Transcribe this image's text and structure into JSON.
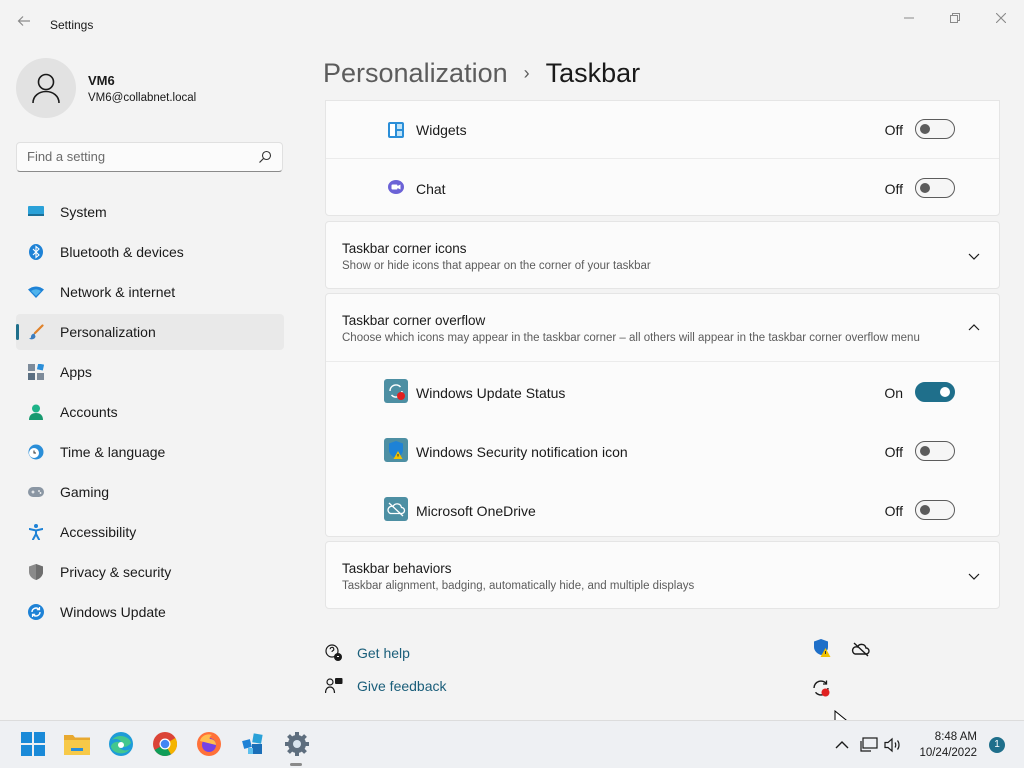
{
  "window": {
    "title": "Settings",
    "back_icon": "arrow-left-icon",
    "controls": [
      "minimize-icon",
      "maximize-icon",
      "close-icon"
    ]
  },
  "profile": {
    "name": "VM6",
    "email": "VM6@collabnet.local"
  },
  "search": {
    "placeholder": "Find a setting"
  },
  "sidebar": {
    "items": [
      {
        "label": "System",
        "icon": "monitor-icon"
      },
      {
        "label": "Bluetooth & devices",
        "icon": "bluetooth-icon"
      },
      {
        "label": "Network & internet",
        "icon": "wifi-icon"
      },
      {
        "label": "Personalization",
        "icon": "brush-icon",
        "active": true
      },
      {
        "label": "Apps",
        "icon": "apps-icon"
      },
      {
        "label": "Accounts",
        "icon": "person-icon"
      },
      {
        "label": "Time & language",
        "icon": "clock-globe-icon"
      },
      {
        "label": "Gaming",
        "icon": "gamepad-icon"
      },
      {
        "label": "Accessibility",
        "icon": "accessibility-icon"
      },
      {
        "label": "Privacy & security",
        "icon": "shield-icon"
      },
      {
        "label": "Windows Update",
        "icon": "sync-icon"
      }
    ]
  },
  "breadcrumb": {
    "parent": "Personalization",
    "separator": "›",
    "current": "Taskbar"
  },
  "taskbar_items": {
    "widgets": {
      "label": "Widgets",
      "state": "Off"
    },
    "chat": {
      "label": "Chat",
      "state": "Off"
    }
  },
  "corner_icons": {
    "title": "Taskbar corner icons",
    "subtitle": "Show or hide icons that appear on the corner of your taskbar"
  },
  "corner_overflow": {
    "title": "Taskbar corner overflow",
    "subtitle": "Choose which icons may appear in the taskbar corner – all others will appear in the taskbar corner overflow menu",
    "items": [
      {
        "label": "Windows Update Status",
        "state": "On"
      },
      {
        "label": "Windows Security notification icon",
        "state": "Off"
      },
      {
        "label": "Microsoft OneDrive",
        "state": "Off"
      }
    ]
  },
  "behaviors": {
    "title": "Taskbar behaviors",
    "subtitle": "Taskbar alignment, badging, automatically hide, and multiple displays"
  },
  "help": {
    "get_help": "Get help",
    "give_feedback": "Give feedback"
  },
  "system_taskbar": {
    "apps": [
      "windows-start-icon",
      "file-explorer-icon",
      "edge-icon",
      "chrome-icon",
      "firefox-icon",
      "app-icon",
      "settings-gear-icon"
    ],
    "time": "8:48 AM",
    "date": "10/24/2022",
    "notifications": "1"
  },
  "colors": {
    "accent": "#1f6f8b",
    "window_bg": "#f3f3f3",
    "card_bg": "#fbfbfb"
  }
}
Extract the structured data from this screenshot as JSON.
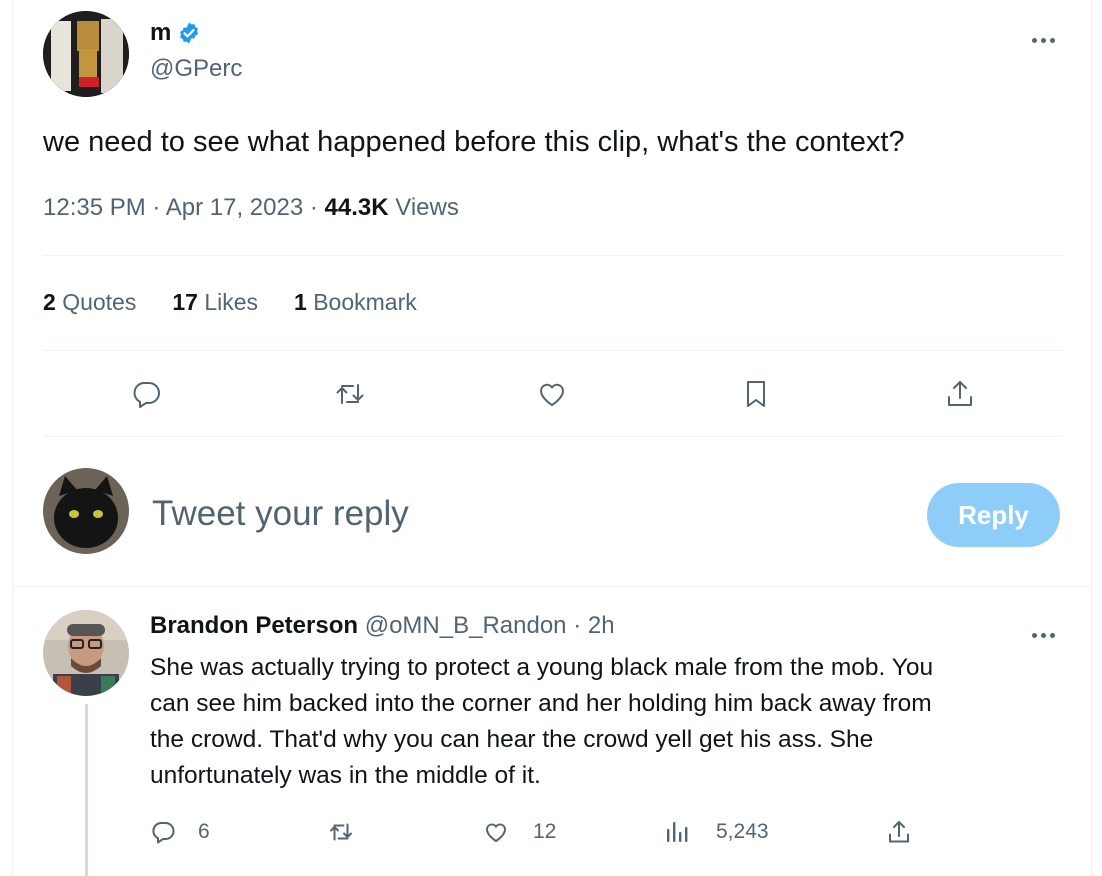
{
  "tweet": {
    "display_name": "m",
    "handle": "@GPerc",
    "text": "we need to see what happened before this clip, what's the context?",
    "time": "12:35 PM",
    "date": "Apr 17, 2023",
    "views_count": "44.3K",
    "views_label": "Views",
    "sep": "·",
    "stats": {
      "quotes_count": "2",
      "quotes_label": "Quotes",
      "likes_count": "17",
      "likes_label": "Likes",
      "bookmarks_count": "1",
      "bookmarks_label": "Bookmark"
    }
  },
  "reply_box": {
    "placeholder": "Tweet your reply",
    "button_label": "Reply"
  },
  "reply": {
    "display_name": "Brandon Peterson",
    "handle": "@oMN_B_Randon",
    "time": "2h",
    "sep": "·",
    "text_lines": [
      "She was actually trying to protect a young black male from the mob. You",
      "can see him backed into the corner and her holding him back away from",
      "the crowd. That'd why you can hear the crowd yell get his ass. She",
      "unfortunately was in the middle of it."
    ],
    "reply_count": "6",
    "like_count": "12",
    "view_count": "5,243"
  },
  "icons": {
    "verified": "verified-badge-icon",
    "more": "more-icon",
    "reply": "reply-icon",
    "retweet": "retweet-icon",
    "like": "like-icon",
    "bookmark": "bookmark-icon",
    "share": "share-icon",
    "views": "views-icon"
  },
  "colors": {
    "brand": "#1d9bf0",
    "reply_button_disabled": "#8ecdf8",
    "muted": "#536471",
    "text": "#0f1419",
    "divider": "#eff3f4"
  }
}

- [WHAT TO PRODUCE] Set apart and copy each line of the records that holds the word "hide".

- [RESPONSE AREA]
    "subtitle": "Show or hide icons that appear on the corner of your taskbar"
    "subtitle": "Taskbar alignment, badging, automatically hide, and multiple displays"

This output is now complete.